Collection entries
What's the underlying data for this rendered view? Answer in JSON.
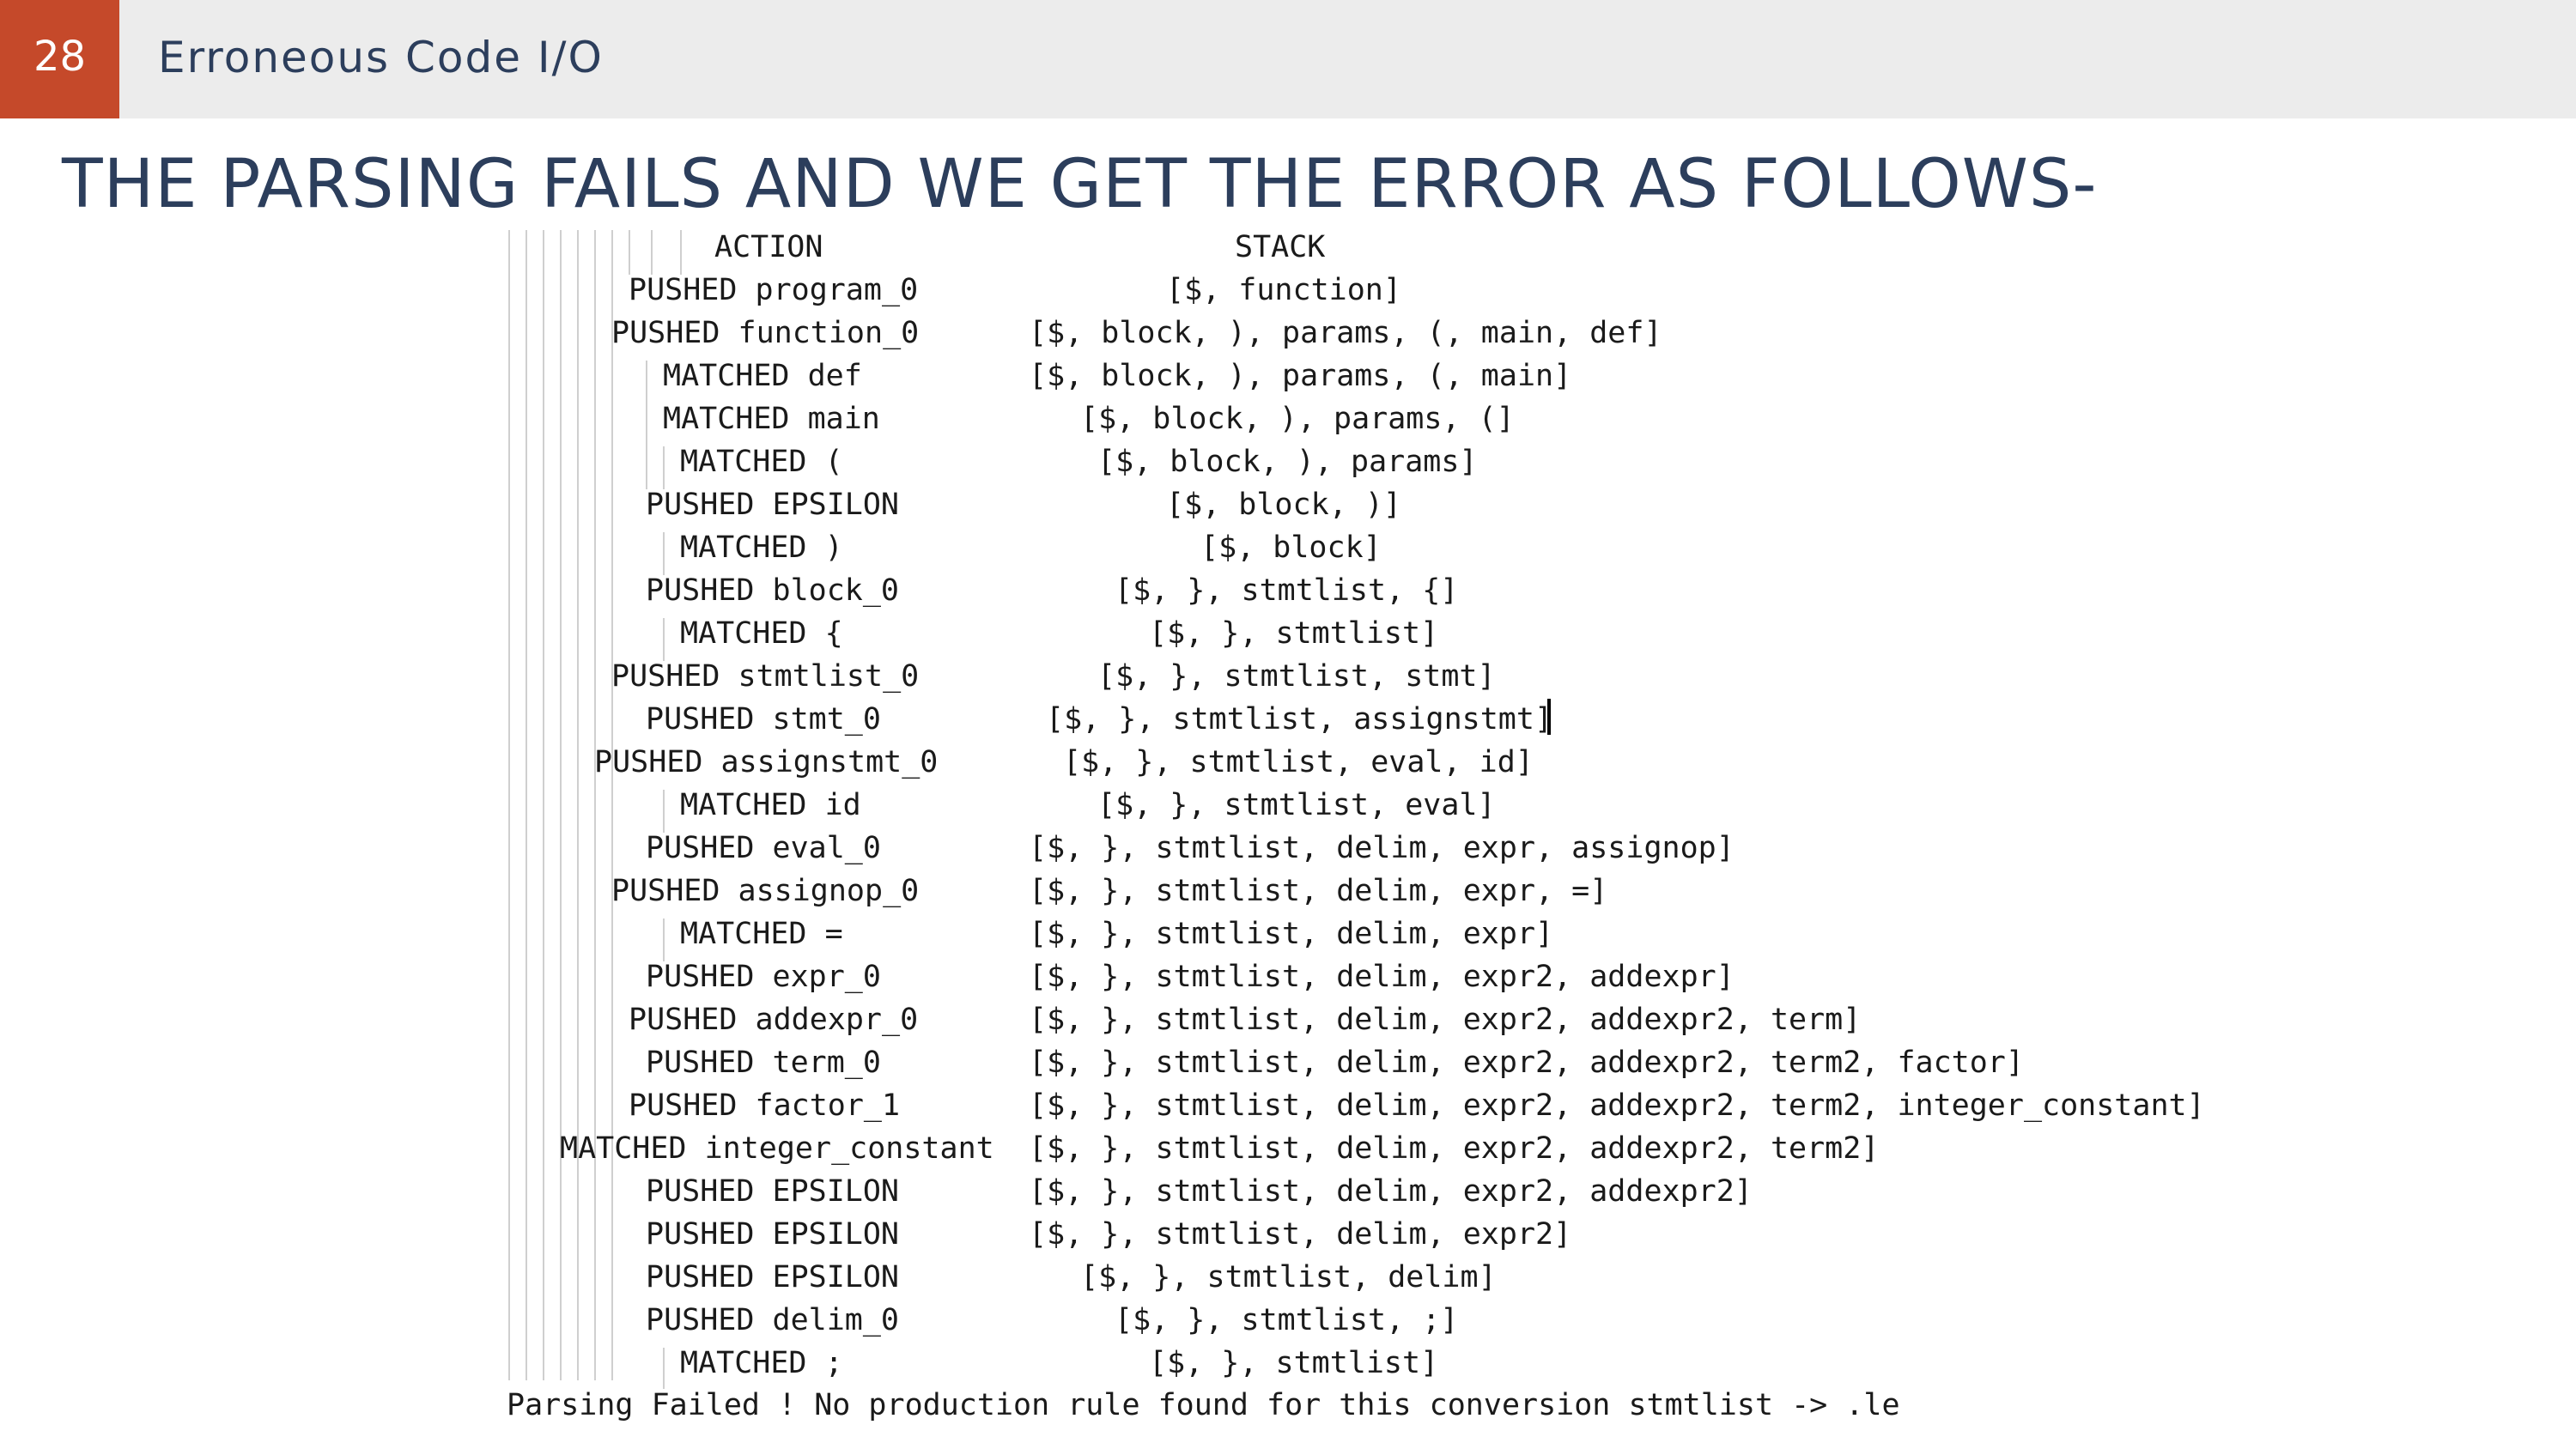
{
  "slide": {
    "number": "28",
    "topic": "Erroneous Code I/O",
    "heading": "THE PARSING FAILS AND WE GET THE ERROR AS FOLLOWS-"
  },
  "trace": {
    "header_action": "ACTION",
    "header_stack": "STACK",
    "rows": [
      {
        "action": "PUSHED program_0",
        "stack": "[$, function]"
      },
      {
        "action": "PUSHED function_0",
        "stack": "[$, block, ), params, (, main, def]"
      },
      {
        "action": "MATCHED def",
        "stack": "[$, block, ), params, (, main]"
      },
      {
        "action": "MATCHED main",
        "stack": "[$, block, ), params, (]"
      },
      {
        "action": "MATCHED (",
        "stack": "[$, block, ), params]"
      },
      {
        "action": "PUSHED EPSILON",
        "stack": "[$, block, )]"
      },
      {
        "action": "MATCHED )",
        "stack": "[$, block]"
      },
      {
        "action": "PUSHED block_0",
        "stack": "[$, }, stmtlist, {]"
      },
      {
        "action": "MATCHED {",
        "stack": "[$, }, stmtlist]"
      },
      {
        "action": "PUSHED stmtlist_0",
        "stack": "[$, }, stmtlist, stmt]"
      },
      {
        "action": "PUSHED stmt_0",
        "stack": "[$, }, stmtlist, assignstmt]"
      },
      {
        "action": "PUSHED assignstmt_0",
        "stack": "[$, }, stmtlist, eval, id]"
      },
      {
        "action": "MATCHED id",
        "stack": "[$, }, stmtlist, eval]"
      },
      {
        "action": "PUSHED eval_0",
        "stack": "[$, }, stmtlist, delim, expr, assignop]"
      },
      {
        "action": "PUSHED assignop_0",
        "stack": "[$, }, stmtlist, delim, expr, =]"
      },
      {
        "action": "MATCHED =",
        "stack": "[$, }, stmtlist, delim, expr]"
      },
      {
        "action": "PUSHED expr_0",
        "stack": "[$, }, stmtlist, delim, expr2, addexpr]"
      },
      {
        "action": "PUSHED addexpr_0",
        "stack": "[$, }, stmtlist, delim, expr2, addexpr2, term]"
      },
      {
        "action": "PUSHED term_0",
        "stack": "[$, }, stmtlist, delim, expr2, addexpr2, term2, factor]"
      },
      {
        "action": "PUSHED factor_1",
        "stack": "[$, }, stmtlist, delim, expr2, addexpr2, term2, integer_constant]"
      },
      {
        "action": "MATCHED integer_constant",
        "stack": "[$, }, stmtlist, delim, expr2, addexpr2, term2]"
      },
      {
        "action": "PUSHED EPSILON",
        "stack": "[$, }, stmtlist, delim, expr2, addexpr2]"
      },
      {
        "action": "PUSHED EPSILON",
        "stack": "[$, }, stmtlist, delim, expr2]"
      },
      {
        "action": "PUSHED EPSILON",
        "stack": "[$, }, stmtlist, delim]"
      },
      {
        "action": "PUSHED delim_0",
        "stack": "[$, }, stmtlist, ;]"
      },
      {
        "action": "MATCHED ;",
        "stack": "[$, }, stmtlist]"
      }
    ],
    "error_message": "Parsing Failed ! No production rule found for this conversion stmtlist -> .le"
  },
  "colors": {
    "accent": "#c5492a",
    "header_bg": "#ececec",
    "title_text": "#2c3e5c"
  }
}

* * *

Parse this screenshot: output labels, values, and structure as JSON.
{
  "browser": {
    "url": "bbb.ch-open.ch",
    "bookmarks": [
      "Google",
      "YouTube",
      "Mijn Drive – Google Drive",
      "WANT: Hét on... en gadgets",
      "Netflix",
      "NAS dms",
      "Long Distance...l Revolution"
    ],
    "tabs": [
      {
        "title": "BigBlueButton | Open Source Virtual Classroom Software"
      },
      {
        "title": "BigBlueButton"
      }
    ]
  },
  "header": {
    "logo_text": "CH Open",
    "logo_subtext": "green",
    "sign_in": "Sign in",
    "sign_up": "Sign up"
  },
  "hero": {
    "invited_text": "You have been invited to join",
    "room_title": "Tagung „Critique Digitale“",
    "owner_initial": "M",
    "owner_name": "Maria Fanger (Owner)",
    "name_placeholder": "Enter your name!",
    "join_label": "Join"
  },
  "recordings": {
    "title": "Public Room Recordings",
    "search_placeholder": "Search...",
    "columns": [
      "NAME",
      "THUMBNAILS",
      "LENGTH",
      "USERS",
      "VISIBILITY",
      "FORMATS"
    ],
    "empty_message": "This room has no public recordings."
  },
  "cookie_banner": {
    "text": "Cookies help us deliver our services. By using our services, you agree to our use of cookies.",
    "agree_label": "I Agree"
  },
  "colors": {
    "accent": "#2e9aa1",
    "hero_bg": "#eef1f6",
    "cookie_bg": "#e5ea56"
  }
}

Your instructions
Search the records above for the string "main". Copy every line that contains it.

Task result
        "stack": "[$, block, ), params, (, main, def]"
        "stack": "[$, block, ), params, (, main]"
        "action": "MATCHED main",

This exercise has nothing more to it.